→ EXERCISE: Nothing in the records should differ when they are repeated. Restate them word for word.

→ INFORMATION PROVIDED:
# # # # # # #

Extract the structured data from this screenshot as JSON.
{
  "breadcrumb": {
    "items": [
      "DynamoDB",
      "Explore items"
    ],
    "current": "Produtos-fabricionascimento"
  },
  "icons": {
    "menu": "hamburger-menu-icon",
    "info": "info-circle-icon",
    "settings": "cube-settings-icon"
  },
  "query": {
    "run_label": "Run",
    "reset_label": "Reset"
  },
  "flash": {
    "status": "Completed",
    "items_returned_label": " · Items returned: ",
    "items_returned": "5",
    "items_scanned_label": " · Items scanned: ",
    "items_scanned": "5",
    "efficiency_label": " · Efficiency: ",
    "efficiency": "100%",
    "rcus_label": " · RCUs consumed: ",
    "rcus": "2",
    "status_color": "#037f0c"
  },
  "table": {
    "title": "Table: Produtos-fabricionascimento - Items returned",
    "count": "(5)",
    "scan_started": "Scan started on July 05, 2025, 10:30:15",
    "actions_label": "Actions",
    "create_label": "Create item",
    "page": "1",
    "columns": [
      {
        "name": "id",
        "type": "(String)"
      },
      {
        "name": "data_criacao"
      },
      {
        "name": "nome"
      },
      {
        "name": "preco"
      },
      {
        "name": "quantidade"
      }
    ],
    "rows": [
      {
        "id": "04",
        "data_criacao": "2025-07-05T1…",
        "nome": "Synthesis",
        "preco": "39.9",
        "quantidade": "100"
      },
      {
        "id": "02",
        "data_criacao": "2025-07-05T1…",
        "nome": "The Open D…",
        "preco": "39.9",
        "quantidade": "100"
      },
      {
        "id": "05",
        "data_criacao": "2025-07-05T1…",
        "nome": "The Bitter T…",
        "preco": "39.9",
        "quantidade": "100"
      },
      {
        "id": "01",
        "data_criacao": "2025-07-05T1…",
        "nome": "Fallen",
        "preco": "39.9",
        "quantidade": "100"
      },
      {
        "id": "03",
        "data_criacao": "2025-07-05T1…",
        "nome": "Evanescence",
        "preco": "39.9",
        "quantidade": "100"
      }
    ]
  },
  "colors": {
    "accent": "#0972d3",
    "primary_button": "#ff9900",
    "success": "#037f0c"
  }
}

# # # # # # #

→ ANSWER FOR THE TASK:
Extract the structured data from this screenshot as JSON.
{
  "breadcrumb": {
    "items": [
      "DynamoDB",
      "Explore items"
    ],
    "current": "Produtos-fabricionascimento"
  },
  "icons": {
    "menu": "hamburger-menu-icon",
    "info": "info-circle-icon",
    "settings": "cube-settings-icon"
  },
  "query": {
    "run_label": "Run",
    "reset_label": "Reset"
  },
  "flash": {
    "status": "Completed",
    "items_returned_label": " · Items returned: ",
    "items_returned": "5",
    "items_scanned_label": " · Items scanned: ",
    "items_scanned": "5",
    "efficiency_label": " · Efficiency: ",
    "efficiency": "100%",
    "rcus_label": " · RCUs consumed: ",
    "rcus": "2",
    "status_color": "#037f0c"
  },
  "table": {
    "title": "Table: Produtos-fabricionascimento - Items returned",
    "count": "(5)",
    "scan_started": "Scan started on July 05, 2025, 10:30:15",
    "actions_label": "Actions",
    "create_label": "Create item",
    "page": "1",
    "columns": [
      {
        "name": "id",
        "type": "(String)"
      },
      {
        "name": "data_criacao"
      },
      {
        "name": "nome"
      },
      {
        "name": "preco"
      },
      {
        "name": "quantidade"
      }
    ],
    "rows": [
      {
        "id": "04",
        "data_criacao": "2025-07-05T1…",
        "nome": "Synthesis",
        "preco": "39.9",
        "quantidade": "100"
      },
      {
        "id": "02",
        "data_criacao": "2025-07-05T1…",
        "nome": "The Open D…",
        "preco": "39.9",
        "quantidade": "100"
      },
      {
        "id": "05",
        "data_criacao": "2025-07-05T1…",
        "nome": "The Bitter T…",
        "preco": "39.9",
        "quantidade": "100"
      },
      {
        "id": "01",
        "data_criacao": "2025-07-05T1…",
        "nome": "Fallen",
        "preco": "39.9",
        "quantidade": "100"
      },
      {
        "id": "03",
        "data_criacao": "2025-07-05T1…",
        "nome": "Evanescence",
        "preco": "39.9",
        "quantidade": "100"
      }
    ]
  },
  "colors": {
    "accent": "#0972d3",
    "primary_button": "#ff9900",
    "success": "#037f0c"
  }
}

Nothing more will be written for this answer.